Kevin Durant and LeBron James are buds. They hang out and work out together in the summer. They spent time together as part of Team USA. They are friends.
That is hard to swallow for people who long for a 1960s mentality where the players on opposing teams didn’t really know each other. They want to think the players buy into rivalries like they do.
And Kevin Durant hears it.
When picking up his Sportsman of the Year award from Sports Illustrated LeBron said that Durant is the guy that pushes him now, challenges him to be the best player he can. And Durant’s response, via the Oklahoman’s Thunder blog, shows the depth of respect the two have.
“Well, I really appreciate that comment because people want us to hate each other so bad. That’s true. People want us to hate each other,” Durant said with a smile. “I really respect him and I really compete against him hard — him and Kobe (Bryant). I play against those guys, they’re the guys who I’m looking at, who I want to get to, and I compete against those guys really, really hard, but we’re friends. We’re friends, everybody knows that. Once you get on that court and you’re playing against one of your friends, you play to win no matter what. Sometimes he might get the best of you, I might get the best of him one time. But I really respect him (James) and that’s cool that he thinks of me that way and I’ve just got to keep working hard to continue to get better.”
Some fans seem to think that if players are friends, they don’t go at each other as hard. I don’t buy it. Durant said as much. I mean, when you play hoops (or pool or whatever) against your friends, don’t you go at them harder than you do some random guy at the pick-up game?

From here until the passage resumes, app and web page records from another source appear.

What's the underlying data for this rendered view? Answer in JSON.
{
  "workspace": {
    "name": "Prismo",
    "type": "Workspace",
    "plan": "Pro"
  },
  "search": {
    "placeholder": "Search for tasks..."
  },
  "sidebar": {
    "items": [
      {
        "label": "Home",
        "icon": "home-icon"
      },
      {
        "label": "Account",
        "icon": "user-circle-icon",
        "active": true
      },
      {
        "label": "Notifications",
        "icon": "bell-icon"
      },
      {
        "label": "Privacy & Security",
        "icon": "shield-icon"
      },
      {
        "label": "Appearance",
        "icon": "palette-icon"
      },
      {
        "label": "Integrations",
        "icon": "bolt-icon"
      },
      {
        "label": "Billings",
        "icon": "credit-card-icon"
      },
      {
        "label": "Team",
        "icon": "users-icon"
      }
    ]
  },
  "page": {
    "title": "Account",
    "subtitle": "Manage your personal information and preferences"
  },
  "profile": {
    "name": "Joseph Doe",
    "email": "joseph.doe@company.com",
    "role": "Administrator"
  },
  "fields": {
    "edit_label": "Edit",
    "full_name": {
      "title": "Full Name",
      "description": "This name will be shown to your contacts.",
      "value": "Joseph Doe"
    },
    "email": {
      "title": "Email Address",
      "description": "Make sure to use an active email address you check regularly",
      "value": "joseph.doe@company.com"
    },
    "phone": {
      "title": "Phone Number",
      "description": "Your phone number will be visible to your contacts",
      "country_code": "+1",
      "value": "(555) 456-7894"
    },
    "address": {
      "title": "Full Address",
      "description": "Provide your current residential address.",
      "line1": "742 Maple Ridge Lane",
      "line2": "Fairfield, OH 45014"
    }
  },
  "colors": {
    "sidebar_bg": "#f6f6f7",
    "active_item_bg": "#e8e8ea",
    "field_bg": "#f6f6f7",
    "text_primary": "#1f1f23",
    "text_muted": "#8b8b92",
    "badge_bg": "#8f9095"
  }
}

You get the feeling we’re going to get to see LeBron and Durant go at each other with a lot on the line a few more times in the future. And that is going to be a lot of fun.
The NBA has unveiled its top 100 plays of the 2015-16 season, and there’s no mystery as to what were the top two.
No. 2: Stephen Curry‘s halfcourt buzzer-beater in overtime against the Thunder in Oklahoma City during the season.
No. 1: “The Block” by LeBron James on Andre Iguodala in the final stretch of Game 7 of the Finals.
There’s plenty more, too, and if you have 25 minutes to kill, you can and should watch all of them above.
Tyler Zeller is one of the few restricted free agents left on the market who could make an actual impact next season, and on Saturday morning, he’s come off the board. Steve Bulpett of the Boston Herald reports that the fourth-year big man has agreed to a deal to stay with the Celtics. It’s for two years and $16 million, with the second season being a team option.
Zeller isn’t a starter, but he’s a nice rotation big man, especially at that price. He can play minutes off the bench for Boston, and his contract is also very movable with the second season being unguaranteed. He played just 11.8 minutes per game last season, but averaged 18.5 points and 9 rebounds per 36 minutes.
The Toronto Raptors were good last season, second best team in the East. That means the guys on Inside the NBA on TNT had to talk about them.
Which means Charles Barkley had to say “Jonas Valanciunas” a lot. Which is high comedy. While a lot of people struggle to say his name the guy is a solid NBA center who, with a little practice, you can say (and spell) his name pretty easily.
This comes from a YouTube user, via Reddit, with a hat tip to Eye on Basketball.
Argentina isn’t considered a medal contender heading into the Rio Olympics. Their golden generation — led by Manu Ginobili — has picked up a lot of speed on the downhill side of their careers at this point.
They didn’t provide much of a challenge for Team USA in an exhibition game Friday night in Las Vegas, one won by the USA 111-74. Kevin Durant impressed playing with his new teammates in dropping 23 points, Paul George had 18, and the Americans had their way in the game.
Which is what we’re going to see a lot of in Rio — the USA’s talent level is just steps above any other team in the tournament.